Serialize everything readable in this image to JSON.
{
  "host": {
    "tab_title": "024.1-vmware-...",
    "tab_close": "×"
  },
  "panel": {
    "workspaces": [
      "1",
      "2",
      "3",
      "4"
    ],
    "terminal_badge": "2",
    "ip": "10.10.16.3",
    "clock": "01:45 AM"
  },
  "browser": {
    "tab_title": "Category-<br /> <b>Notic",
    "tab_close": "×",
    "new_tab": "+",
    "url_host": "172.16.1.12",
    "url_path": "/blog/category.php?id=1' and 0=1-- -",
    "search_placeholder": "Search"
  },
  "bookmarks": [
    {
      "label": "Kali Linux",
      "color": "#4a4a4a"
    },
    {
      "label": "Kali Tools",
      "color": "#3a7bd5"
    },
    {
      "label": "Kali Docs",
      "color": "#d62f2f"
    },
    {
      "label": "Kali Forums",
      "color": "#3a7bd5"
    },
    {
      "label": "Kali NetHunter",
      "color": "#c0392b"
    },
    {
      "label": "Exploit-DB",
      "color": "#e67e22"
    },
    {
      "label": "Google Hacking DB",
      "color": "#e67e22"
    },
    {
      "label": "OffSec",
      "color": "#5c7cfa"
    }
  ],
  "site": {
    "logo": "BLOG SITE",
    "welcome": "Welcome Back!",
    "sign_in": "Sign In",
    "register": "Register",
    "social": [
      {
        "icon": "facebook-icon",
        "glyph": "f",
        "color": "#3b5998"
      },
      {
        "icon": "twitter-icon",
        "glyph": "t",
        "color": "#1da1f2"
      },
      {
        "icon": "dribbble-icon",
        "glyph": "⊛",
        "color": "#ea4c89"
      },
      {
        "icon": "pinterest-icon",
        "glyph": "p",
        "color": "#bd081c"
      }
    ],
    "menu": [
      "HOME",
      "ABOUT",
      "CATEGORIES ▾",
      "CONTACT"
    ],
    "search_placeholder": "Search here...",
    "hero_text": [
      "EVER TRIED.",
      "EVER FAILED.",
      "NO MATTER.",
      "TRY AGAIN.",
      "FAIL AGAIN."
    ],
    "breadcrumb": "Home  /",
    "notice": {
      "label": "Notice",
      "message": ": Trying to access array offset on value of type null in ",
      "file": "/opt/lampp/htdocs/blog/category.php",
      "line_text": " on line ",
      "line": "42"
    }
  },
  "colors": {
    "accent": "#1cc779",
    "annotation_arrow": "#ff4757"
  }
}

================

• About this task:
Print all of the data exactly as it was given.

• Answer section:
Serialize everything readable in this image to JSON.
{
  "host": {
    "tab_title": "024.1-vmware-...",
    "tab_close": "×"
  },
  "panel": {
    "workspaces": [
      "1",
      "2",
      "3",
      "4"
    ],
    "terminal_badge": "2",
    "ip": "10.10.16.3",
    "clock": "01:45 AM"
  },
  "browser": {
    "tab_title": "Category-<br /> <b>Notic",
    "tab_close": "×",
    "new_tab": "+",
    "url_host": "172.16.1.12",
    "url_path": "/blog/category.php?id=1' and 0=1-- -",
    "search_placeholder": "Search"
  },
  "bookmarks": [
    {
      "label": "Kali Linux",
      "color": "#4a4a4a"
    },
    {
      "label": "Kali Tools",
      "color": "#3a7bd5"
    },
    {
      "label": "Kali Docs",
      "color": "#d62f2f"
    },
    {
      "label": "Kali Forums",
      "color": "#3a7bd5"
    },
    {
      "label": "Kali NetHunter",
      "color": "#c0392b"
    },
    {
      "label": "Exploit-DB",
      "color": "#e67e22"
    },
    {
      "label": "Google Hacking DB",
      "color": "#e67e22"
    },
    {
      "label": "OffSec",
      "color": "#5c7cfa"
    }
  ],
  "site": {
    "logo": "BLOG SITE",
    "welcome": "Welcome Back!",
    "sign_in": "Sign In",
    "register": "Register",
    "social": [
      {
        "icon": "facebook-icon",
        "glyph": "f",
        "color": "#3b5998"
      },
      {
        "icon": "twitter-icon",
        "glyph": "t",
        "color": "#1da1f2"
      },
      {
        "icon": "dribbble-icon",
        "glyph": "⊛",
        "color": "#ea4c89"
      },
      {
        "icon": "pinterest-icon",
        "glyph": "p",
        "color": "#bd081c"
      }
    ],
    "menu": [
      "HOME",
      "ABOUT",
      "CATEGORIES ▾",
      "CONTACT"
    ],
    "search_placeholder": "Search here...",
    "hero_text": [
      "EVER TRIED.",
      "EVER FAILED.",
      "NO MATTER.",
      "TRY AGAIN.",
      "FAIL AGAIN."
    ],
    "breadcrumb": "Home  /",
    "notice": {
      "label": "Notice",
      "message": ": Trying to access array offset on value of type null in ",
      "file": "/opt/lampp/htdocs/blog/category.php",
      "line_text": " on line ",
      "line": "42"
    }
  },
  "colors": {
    "accent": "#1cc779",
    "annotation_arrow": "#ff4757"
  }
}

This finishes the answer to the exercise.